╔══

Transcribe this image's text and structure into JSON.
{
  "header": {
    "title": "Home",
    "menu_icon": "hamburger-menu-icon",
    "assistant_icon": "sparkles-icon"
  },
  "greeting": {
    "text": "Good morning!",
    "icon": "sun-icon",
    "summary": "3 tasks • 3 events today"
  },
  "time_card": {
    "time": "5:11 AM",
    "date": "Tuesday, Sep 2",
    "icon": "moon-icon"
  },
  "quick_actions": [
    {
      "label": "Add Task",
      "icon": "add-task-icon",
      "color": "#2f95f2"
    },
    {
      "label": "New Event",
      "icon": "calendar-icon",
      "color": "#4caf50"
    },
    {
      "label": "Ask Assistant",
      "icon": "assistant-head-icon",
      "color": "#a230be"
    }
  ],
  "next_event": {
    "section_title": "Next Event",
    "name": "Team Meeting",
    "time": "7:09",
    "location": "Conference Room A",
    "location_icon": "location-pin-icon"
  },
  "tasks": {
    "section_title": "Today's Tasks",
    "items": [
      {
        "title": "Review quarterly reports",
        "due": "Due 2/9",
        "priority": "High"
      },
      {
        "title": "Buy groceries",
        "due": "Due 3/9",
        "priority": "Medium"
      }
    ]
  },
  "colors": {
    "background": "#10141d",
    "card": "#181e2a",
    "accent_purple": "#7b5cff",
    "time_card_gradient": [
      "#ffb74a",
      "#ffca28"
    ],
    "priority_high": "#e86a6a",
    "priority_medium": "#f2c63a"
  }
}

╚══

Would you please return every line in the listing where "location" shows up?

    "location": "Conference Room A",
    "location_icon": "location-pin-icon"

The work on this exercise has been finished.